» **ABOUT THIS TASK**
Return each entry below word for word, leaving out any image.

>>>>>

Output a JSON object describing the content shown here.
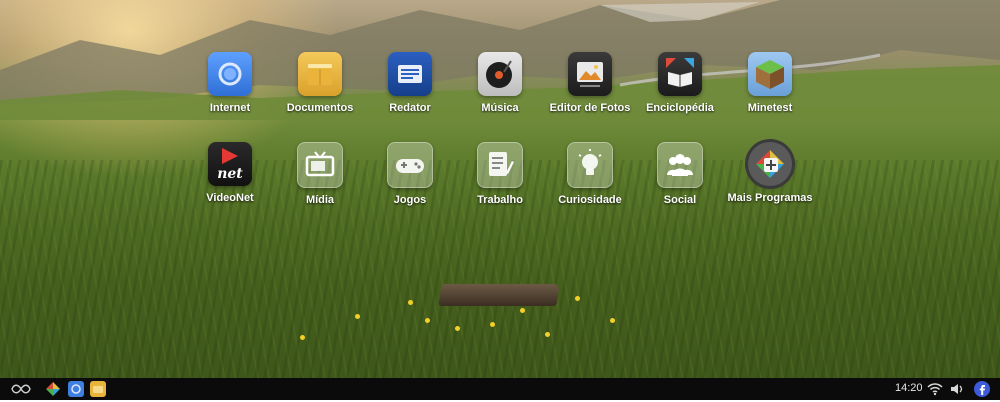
{
  "desktop": {
    "row1": [
      {
        "label": "Internet",
        "icon": "browser-globe-icon"
      },
      {
        "label": "Documentos",
        "icon": "folder-icon"
      },
      {
        "label": "Redator",
        "icon": "text-editor-icon"
      },
      {
        "label": "Música",
        "icon": "music-record-icon"
      },
      {
        "label": "Editor de Fotos",
        "icon": "photo-editor-icon"
      },
      {
        "label": "Enciclopédia",
        "icon": "encyclopedia-book-icon"
      },
      {
        "label": "Minetest",
        "icon": "minetest-cube-icon"
      }
    ],
    "row2": [
      {
        "label": "VideoNet",
        "icon": "videonet-play-icon"
      },
      {
        "label": "Mídia",
        "icon": "tv-icon"
      },
      {
        "label": "Jogos",
        "icon": "gamepad-icon"
      },
      {
        "label": "Trabalho",
        "icon": "document-pen-icon"
      },
      {
        "label": "Curiosidade",
        "icon": "lightbulb-icon"
      },
      {
        "label": "Social",
        "icon": "people-icon"
      },
      {
        "label": "Mais Programas",
        "icon": "add-programs-icon"
      }
    ]
  },
  "taskbar": {
    "time": "14:20",
    "left_icons": [
      "menu-logo-icon",
      "app-store-icon",
      "browser-icon",
      "files-icon"
    ],
    "right_icons": [
      "wifi-icon",
      "volume-icon",
      "facebook-icon"
    ]
  },
  "colors": {
    "taskbar_bg": "#0b0b0b",
    "label_text": "#ffffff",
    "internet_blue": "#3f7fe0",
    "folder_yellow": "#e9b43a",
    "redator_blue": "#1f4fa8",
    "facebook_blue": "#3b5bdb"
  }
}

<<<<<

» **RESPONSE FOR THIS EXERCISE**
Output a JSON object describing the content shown here.
{
  "desktop": {
    "row1": [
      {
        "label": "Internet",
        "icon": "browser-globe-icon"
      },
      {
        "label": "Documentos",
        "icon": "folder-icon"
      },
      {
        "label": "Redator",
        "icon": "text-editor-icon"
      },
      {
        "label": "Música",
        "icon": "music-record-icon"
      },
      {
        "label": "Editor de Fotos",
        "icon": "photo-editor-icon"
      },
      {
        "label": "Enciclopédia",
        "icon": "encyclopedia-book-icon"
      },
      {
        "label": "Minetest",
        "icon": "minetest-cube-icon"
      }
    ],
    "row2": [
      {
        "label": "VideoNet",
        "icon": "videonet-play-icon"
      },
      {
        "label": "Mídia",
        "icon": "tv-icon"
      },
      {
        "label": "Jogos",
        "icon": "gamepad-icon"
      },
      {
        "label": "Trabalho",
        "icon": "document-pen-icon"
      },
      {
        "label": "Curiosidade",
        "icon": "lightbulb-icon"
      },
      {
        "label": "Social",
        "icon": "people-icon"
      },
      {
        "label": "Mais Programas",
        "icon": "add-programs-icon"
      }
    ]
  },
  "taskbar": {
    "time": "14:20",
    "left_icons": [
      "menu-logo-icon",
      "app-store-icon",
      "browser-icon",
      "files-icon"
    ],
    "right_icons": [
      "wifi-icon",
      "volume-icon",
      "facebook-icon"
    ]
  },
  "colors": {
    "taskbar_bg": "#0b0b0b",
    "label_text": "#ffffff",
    "internet_blue": "#3f7fe0",
    "folder_yellow": "#e9b43a",
    "redator_blue": "#1f4fa8",
    "facebook_blue": "#3b5bdb"
  }
}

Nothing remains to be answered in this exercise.